Clinton v. City of New York of 1998 was a legal case that involved the President of the United States and City of New York. The US Supreme Court granted partial veto to the Line Item Veto Act of 1996, which meant that certain points of the bill can be rejected without conducting a full veto of the bill.
Clinton v. City of New York significance is that the given decision by the Supreme Court of the United States was based on the fact that United States Constitution’s Presentment Law was violated by the Line Item Veto Act of 1996. The primary concern was based on the notion that the President of the United States should not have a power to partially repeal and amend particular provisions of a formal written enactments. It was mainly manifested in the president’s ability to disallow and dismiss certain budget allocation funds, which resulted in a spending deficit in a number of regions. In the first case, a member of a Republican Party Mark Hatfield sued the Line Item Veto Act of 1996, because it was considered by him as unconstitutional. However, he was not able to provide a sufficient basis to demonstrate that the act was violating the US Constitution. Thus, the court ruled as the suit being dismissed, because specific harmful and damaging effects of the Line Item Veto Act of 1996 was not fully shown.

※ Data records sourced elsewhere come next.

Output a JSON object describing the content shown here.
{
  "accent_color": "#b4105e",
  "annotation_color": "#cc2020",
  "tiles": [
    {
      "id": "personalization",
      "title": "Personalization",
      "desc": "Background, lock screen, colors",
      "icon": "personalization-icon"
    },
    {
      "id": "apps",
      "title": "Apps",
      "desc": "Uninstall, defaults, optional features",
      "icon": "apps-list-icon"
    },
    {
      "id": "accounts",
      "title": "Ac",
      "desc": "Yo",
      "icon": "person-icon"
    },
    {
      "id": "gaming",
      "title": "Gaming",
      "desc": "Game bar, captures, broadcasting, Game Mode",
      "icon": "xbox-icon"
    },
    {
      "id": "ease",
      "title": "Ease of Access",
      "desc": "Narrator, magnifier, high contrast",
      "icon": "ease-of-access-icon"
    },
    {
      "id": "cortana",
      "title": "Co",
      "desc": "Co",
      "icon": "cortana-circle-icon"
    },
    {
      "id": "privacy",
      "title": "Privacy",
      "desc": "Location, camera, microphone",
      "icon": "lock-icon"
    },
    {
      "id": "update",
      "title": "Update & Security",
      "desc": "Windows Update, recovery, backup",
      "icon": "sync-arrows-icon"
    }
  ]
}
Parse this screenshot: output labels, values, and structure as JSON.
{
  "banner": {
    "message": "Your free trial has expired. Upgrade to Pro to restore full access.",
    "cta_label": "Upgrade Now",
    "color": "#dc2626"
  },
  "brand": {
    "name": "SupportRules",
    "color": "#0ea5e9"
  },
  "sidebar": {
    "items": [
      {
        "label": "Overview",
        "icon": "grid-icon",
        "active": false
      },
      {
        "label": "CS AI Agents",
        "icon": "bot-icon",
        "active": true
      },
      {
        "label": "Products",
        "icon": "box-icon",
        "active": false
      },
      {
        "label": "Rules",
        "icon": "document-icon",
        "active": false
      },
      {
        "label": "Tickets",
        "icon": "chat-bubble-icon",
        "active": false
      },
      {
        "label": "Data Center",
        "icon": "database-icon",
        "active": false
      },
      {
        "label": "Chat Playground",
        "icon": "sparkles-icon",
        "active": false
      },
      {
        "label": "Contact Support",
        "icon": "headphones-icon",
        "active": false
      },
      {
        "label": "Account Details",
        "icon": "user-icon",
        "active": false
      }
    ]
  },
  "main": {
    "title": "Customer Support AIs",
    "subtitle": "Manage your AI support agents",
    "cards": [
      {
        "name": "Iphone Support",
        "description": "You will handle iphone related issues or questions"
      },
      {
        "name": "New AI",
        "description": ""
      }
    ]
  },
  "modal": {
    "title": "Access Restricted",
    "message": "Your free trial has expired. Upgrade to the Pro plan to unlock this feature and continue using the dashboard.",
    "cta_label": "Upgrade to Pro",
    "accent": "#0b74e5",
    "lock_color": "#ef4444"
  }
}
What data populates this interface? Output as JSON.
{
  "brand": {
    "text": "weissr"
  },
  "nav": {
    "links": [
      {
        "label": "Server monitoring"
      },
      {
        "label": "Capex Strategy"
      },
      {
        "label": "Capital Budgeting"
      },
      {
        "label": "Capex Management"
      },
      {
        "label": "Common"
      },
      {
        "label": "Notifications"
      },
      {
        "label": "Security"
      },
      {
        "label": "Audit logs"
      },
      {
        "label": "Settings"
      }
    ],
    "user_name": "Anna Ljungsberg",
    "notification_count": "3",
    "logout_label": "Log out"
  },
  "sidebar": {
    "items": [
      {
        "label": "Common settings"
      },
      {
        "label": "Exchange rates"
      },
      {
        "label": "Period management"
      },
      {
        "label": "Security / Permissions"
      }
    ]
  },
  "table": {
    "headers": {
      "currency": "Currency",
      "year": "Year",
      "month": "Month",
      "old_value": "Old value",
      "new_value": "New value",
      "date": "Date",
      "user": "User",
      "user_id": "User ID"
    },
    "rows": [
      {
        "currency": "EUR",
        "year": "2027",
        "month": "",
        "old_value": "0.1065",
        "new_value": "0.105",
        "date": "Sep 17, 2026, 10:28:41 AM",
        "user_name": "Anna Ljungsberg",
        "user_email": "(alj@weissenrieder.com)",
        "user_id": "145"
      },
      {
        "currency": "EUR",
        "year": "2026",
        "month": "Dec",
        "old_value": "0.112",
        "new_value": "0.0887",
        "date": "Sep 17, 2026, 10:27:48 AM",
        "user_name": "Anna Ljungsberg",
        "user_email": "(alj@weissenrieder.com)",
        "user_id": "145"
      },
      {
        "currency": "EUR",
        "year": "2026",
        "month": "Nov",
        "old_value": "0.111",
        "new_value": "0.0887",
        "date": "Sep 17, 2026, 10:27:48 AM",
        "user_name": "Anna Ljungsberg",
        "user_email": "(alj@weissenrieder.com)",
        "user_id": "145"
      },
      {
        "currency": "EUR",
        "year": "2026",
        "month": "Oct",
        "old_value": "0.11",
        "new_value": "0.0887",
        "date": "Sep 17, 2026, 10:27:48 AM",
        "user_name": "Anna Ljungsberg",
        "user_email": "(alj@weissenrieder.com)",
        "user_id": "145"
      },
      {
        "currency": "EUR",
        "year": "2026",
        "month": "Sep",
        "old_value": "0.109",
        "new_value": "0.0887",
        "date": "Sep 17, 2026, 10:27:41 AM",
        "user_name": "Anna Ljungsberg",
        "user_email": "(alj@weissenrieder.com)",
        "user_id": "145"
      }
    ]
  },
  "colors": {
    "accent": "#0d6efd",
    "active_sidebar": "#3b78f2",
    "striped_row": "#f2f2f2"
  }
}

The next instance of the Clinton v. City of New York City case was influenced by the case of the City of New York and the case of the U.S. District Court for the District of Columbia. The given two parties were supplemented by incidents that occurred in the health care sector, where a number of organizations were reporting the overall effect of the act resulted in the injury and harm. The latter was caused by the Balanced Budget Act of 1997, where particular set of monetary provisions were cancelled and rejected by the President of the United States of America Bill Clinton, which led liability eliminations. In addition, farmers reported alleged injury, which was the result of reduced tax cuts and provision cancellations by the President. These incidents were only possible to the fact that the Line Item Veto Act of 1996 gave a full power for Bill Clinton to legally reject and nullify certain set of provisions without vetoing the entire bill.
The unconstitutionality of the Line Item Veto Act of 1996 was ruled by the Supreme Court, because the Presentment Clause in the Constitution specifies that the President of the United States must only be able to either reject or approve a bill entirely. However, Anthony McLeod Kennedy concurred his opinion to recognize that the Line Item Veto Act of 1996 is constitutional. The reason behind his assertion is that the act did not go against individual liberty principles. In addition, Kennedy’s opinion included that the given act allowed the President to have more power to punish a certain group and assist another due to the general financial flexibility that the Line Item Veto Act of 1996 provides. Therefore, Clinton v. City of New York summary is that one party argued the partial veto being unconstitutional because it gives the President of the United States of America more power than the United States Constitution outlines. However, the opposing party stated that the Line Item Veto Act of 1996 will extend the President’s power to reward beneficiary groups and ignore others.